Only U.S. and Israel Oppose UN Ban on Weapons in Outer Space
Israel and the United States were the only two countries to vote against a UN resolution calling for the prevention of an arms race in outer space.
The resolution was among several dealing with international disarmament passed by the General Assembly on 2 December, including one calling on Israel to join the Nuclear Non-Proliferation Treaty and bring its rogue nuclear program under international supervision.
China and India, which both have space programs, along with the member states of the European Space Agency, voted for the initiative aimed at keeping space free of weapons.
The US and Israel were also the only two countries to vote against a separate UN resolution calling for a prohibition on the development and manufacture of new types of weapons of mass destruction.
That resolution passed with 174 countries voting in favor and a single abstention, Ukraine.
Among those voting for the ban on new weapons of mass destruction were Iran and Iraq, two states subjected to devastating war or sanctions on the basis of dubious or fabricated Israeli and American claims that they intended to produce such weapons.
Iran is currently under harsh economic sanctions – in large part due to pressure from Israeli Prime Minister Benjamin Netanyahu – over its nuclear energy program.
Israel: a nuclear danger
The US and Israel were only slightly less isolated when it came to a resolution on the “risk of nuclear proliferation in the Middle East.”
The only votes against the resolution were Canada, Israel, the US and its colonial holdover Micronesia.
The resolution calls on Israel to sign the Nuclear Non-Proliferation Treaty (NPT) “without delay,” noting that it remains “the only State in the Middle East that has not yet” done so.
Since the 1950s, Israel has been making atomic bombs with the complicity and support of its Western sponsors including France, the US and the UK.
Israel, as I explain in my book The Battle for Justice in Palestine, has a poor record of nuclear safety.
It came near the bottom of a 2012 survey by the Nuclear Safety Initiative examining the security conditions of nuclear materials held in 32 countries.
But the full extent of the nuclear danger Israel poses cannot be known while its facilities remain hidden from international inspection.
The resolution urges Israel to place “all its nuclear facilities under comprehensive International Atomic Energy Agency safeguards.”
US envoy Robert Wood voted against the resolution at the committee-level last month on the grounds that the measure “fails to meet the fundamental tests of fairness and balance.

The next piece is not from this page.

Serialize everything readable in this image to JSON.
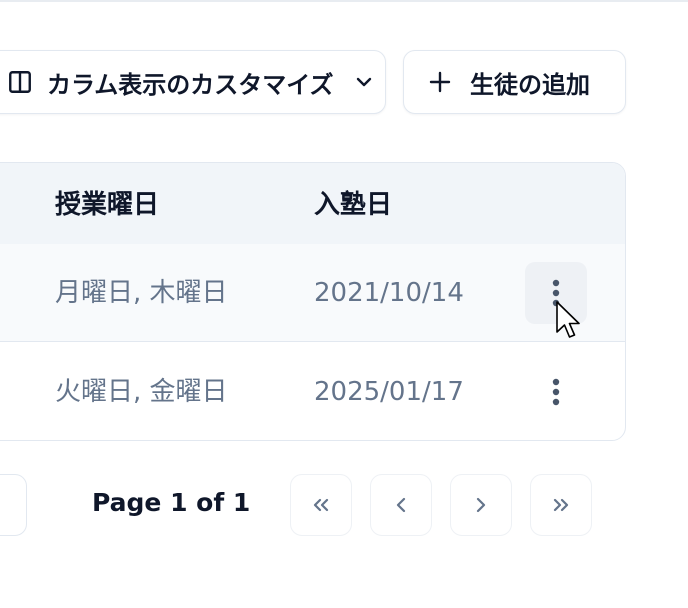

It confines itself to expressions of concern about the activities of a single country.”
The fact that Israel is indeed the single country with nuclear weapons in the region, and the single country that has not signed the NPT, apparently escaped his notice.
What is interesting is that twenty states abstained from the resolution calling on Israel to join the NPT.
These include nuclear-weapons power and new Israeli ally India, Germany (which gives Israel submarines on which it deploys nuclear weapons) and other EU states including the UK, Italy, Austria, the Netherlands and France.
These are sadly the usual suspects who lecture the rest of the world about “peace” but are always on hand to assist Israel to commit its crimes while shielding it from any accountability.
[Ali Abunimah is the co-founder of The Electronic Intifada and author of The Battle for Justice in Palestine.]